God’s Country capitalizes on Malle’s outsider status – like a light version of Werner Herzog – to give insight into a rural farming community in Minnesota. Hailing from the semi-rural upper Midwest myself, much of the film hit incredibly close to home. For instance, Malle notes that Midwesterners seem incredibly pre-occupied by their lawns and Port Washington, WI was no different. The combination of a lack of things to do and decently sized plots of land makes lawn mowing a constant hobby, like the masculine version of knitting. Lawns and alcoholism (the former is replaced by snow shoveling in winter) – that’s the Midwest from spring to winter.
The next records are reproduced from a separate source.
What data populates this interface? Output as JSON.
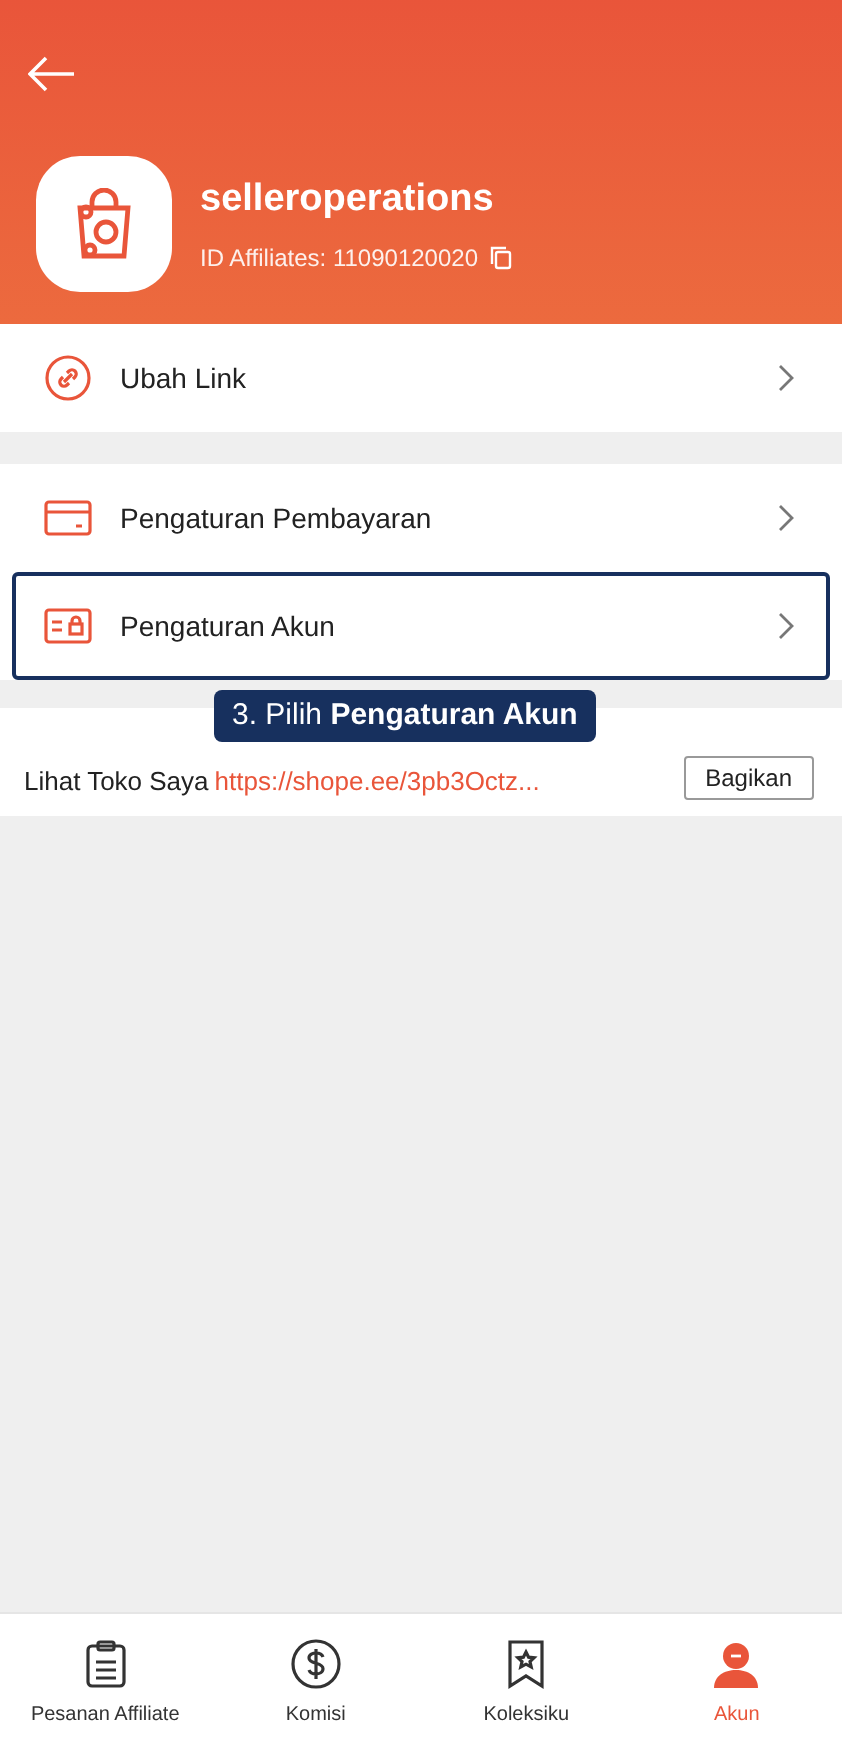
{
  "profile": {
    "name": "selleroperations",
    "affiliate_id": "ID Affiliates: 11090120020"
  },
  "menu_groups": [
    {
      "items": [
        {
          "kind": "link",
          "label": "Ubah Link",
          "highlighted": false
        }
      ]
    },
    {
      "items": [
        {
          "kind": "card",
          "label": "Pengaturan Pembayaran",
          "highlighted": false
        },
        {
          "kind": "account",
          "label": "Pengaturan Akun",
          "highlighted": true
        }
      ]
    }
  ],
  "shop_row": {
    "label": "Lihat Toko Saya",
    "url": "https://shope.ee/3pb3Octz...",
    "button": "Bagikan"
  },
  "tooltip": "3. Pilih **Pengaturan Akun**",
  "tabs": [
    {
      "kind": "orders",
      "label": "Pesanan Affiliate",
      "selected": false
    },
    {
      "kind": "commission",
      "label": "Komisi",
      "selected": false
    },
    {
      "kind": "collection",
      "label": "Koleksiku",
      "selected": false
    },
    {
      "kind": "account",
      "label": "Akun",
      "selected": true
    }
  ]
}
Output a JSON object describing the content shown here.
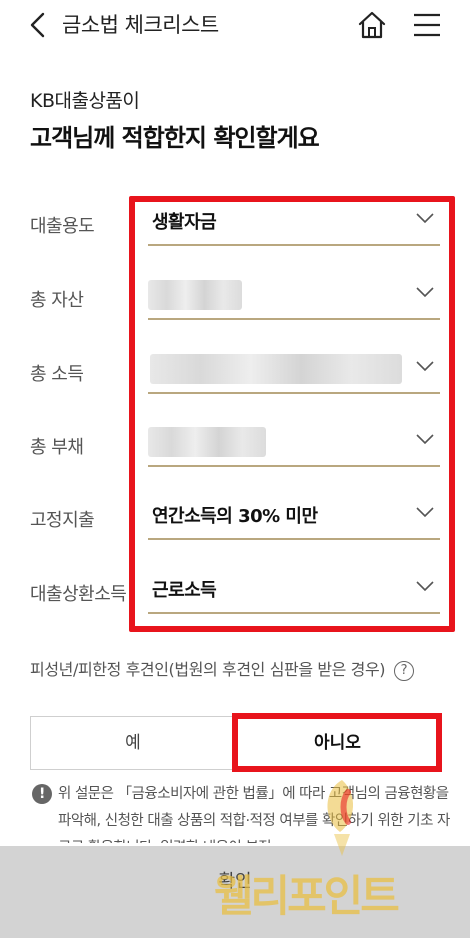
{
  "header": {
    "title": "금소법 체크리스트",
    "back_icon": "chevron-left-icon",
    "home_icon": "home-icon",
    "menu_icon": "hamburger-menu-icon"
  },
  "intro": {
    "product_name": "KB대출상품이",
    "title": "고객님께 적합한지 확인할게요"
  },
  "form": {
    "rows": [
      {
        "label": "대출용도",
        "value": "생활자금"
      },
      {
        "label": "총 자산",
        "value": ""
      },
      {
        "label": "총 소득",
        "value": ""
      },
      {
        "label": "총 부채",
        "value": ""
      },
      {
        "label": "고정지출",
        "value": "연간소득의 30% 미만"
      },
      {
        "label": "대출상환소득",
        "value": "근로소득"
      }
    ]
  },
  "question": {
    "text": "피성년/피한정 후견인(법원의 후견인 심판을 받은 경우)",
    "help_icon": "question-icon",
    "options": {
      "yes": "예",
      "no": "아니오"
    },
    "selected": "no"
  },
  "notice": {
    "icon": "exclamation-icon",
    "text": "위 설문은 「금융소비자에 관한 법률」에 따라 고객님의 금융현황을 파악해, 신청한 대출 상품의 적합·적정 여부를 확인하기 위한 기초 자료로 활용합니다. 입력한 내용이 부정"
  },
  "footer": {
    "confirm_label": "확인"
  },
  "watermark": {
    "text": "웰리포인트"
  },
  "colors": {
    "highlight_red": "#e8141c",
    "underline_gold": "#b9a77f",
    "watermark_yellow": "#e9be3e"
  }
}
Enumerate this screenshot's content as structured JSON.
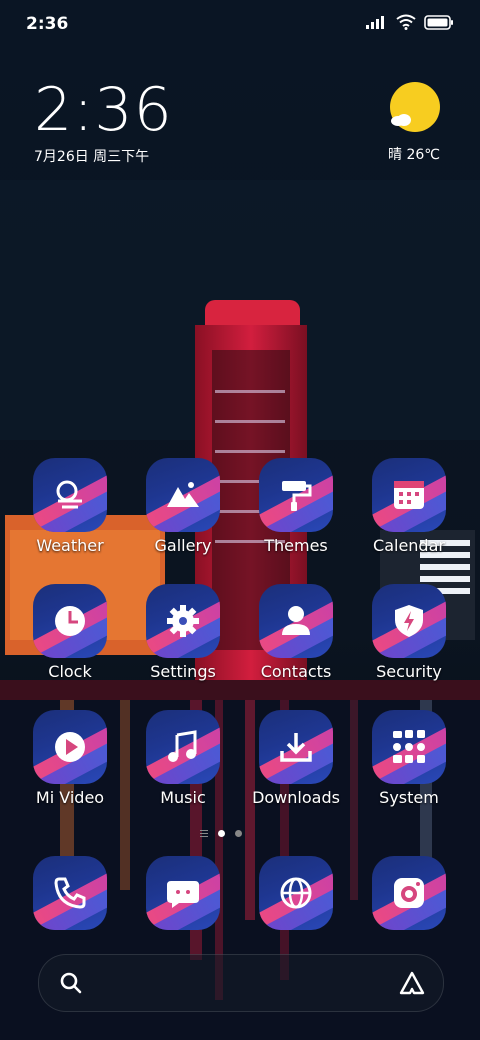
{
  "status_bar": {
    "time": "2:36",
    "icons": [
      "signal-icon",
      "wifi-icon",
      "battery-icon"
    ]
  },
  "clock_widget": {
    "time": "2:36",
    "date": "7月26日 周三下午"
  },
  "weather_widget": {
    "icon": "partly-sunny-icon",
    "text": "晴 26℃"
  },
  "apps": [
    {
      "label": "Weather",
      "icon": "weather-icon"
    },
    {
      "label": "Gallery",
      "icon": "gallery-icon"
    },
    {
      "label": "Themes",
      "icon": "themes-icon"
    },
    {
      "label": "Calendar",
      "icon": "calendar-icon"
    },
    {
      "label": "Clock",
      "icon": "clock-icon"
    },
    {
      "label": "Settings",
      "icon": "settings-icon"
    },
    {
      "label": "Contacts",
      "icon": "contacts-icon"
    },
    {
      "label": "Security",
      "icon": "security-icon"
    },
    {
      "label": "Mi Video",
      "icon": "video-icon"
    },
    {
      "label": "Music",
      "icon": "music-icon"
    },
    {
      "label": "Downloads",
      "icon": "downloads-icon"
    },
    {
      "label": "System",
      "icon": "system-folder-icon"
    }
  ],
  "dock": [
    {
      "icon": "phone-icon"
    },
    {
      "icon": "messages-icon"
    },
    {
      "icon": "browser-icon"
    },
    {
      "icon": "camera-icon"
    }
  ],
  "page_indicator": {
    "pages": 2,
    "current": 1
  },
  "search": {
    "left_icon": "search-icon",
    "right_icon": "assistant-icon"
  },
  "colors": {
    "icon_blue": "#1e3690",
    "icon_pink": "#f04b7c",
    "icon_purple": "#7a3fc9",
    "sun": "#f7cd20"
  }
}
Yet, Malle’s insight sees beyond the relatively superficial. We see households in which religious people get married and have children at such a young age that they either drink their problems away or fall into an increasing divorce rate. When Malle returns after 6 years away (he shot the first 75 minutes of the film in 1979 and returned to shoot last 15 minutes in 1985), the town’s fragile agriculture based economy has been destroyed by overproduction. A once wealthy feed magnate blames a Jewish conspiracy, but hidden in his anti-Semitic a.m. radio rhetoric is a shred of truth about the actual source of his economic circumstances: America re-elected an actor, not a politician, and ballooned a deficit for a hearty smile. Meanwhile, the town’s lawyer – who has become a close friend of Malle (who actually appears on-camera in the second half, which makes for a rather jarring formal transition that fits with the upheaval that the town has gone through) – hopes that the next generations of America will refuse the philosophy of greed that has flourished under Ronald Reagan. Thirty years later, in the midst of a Trump GOP candidacy? Gordon Gecko seems to be on the White House’s doorstep.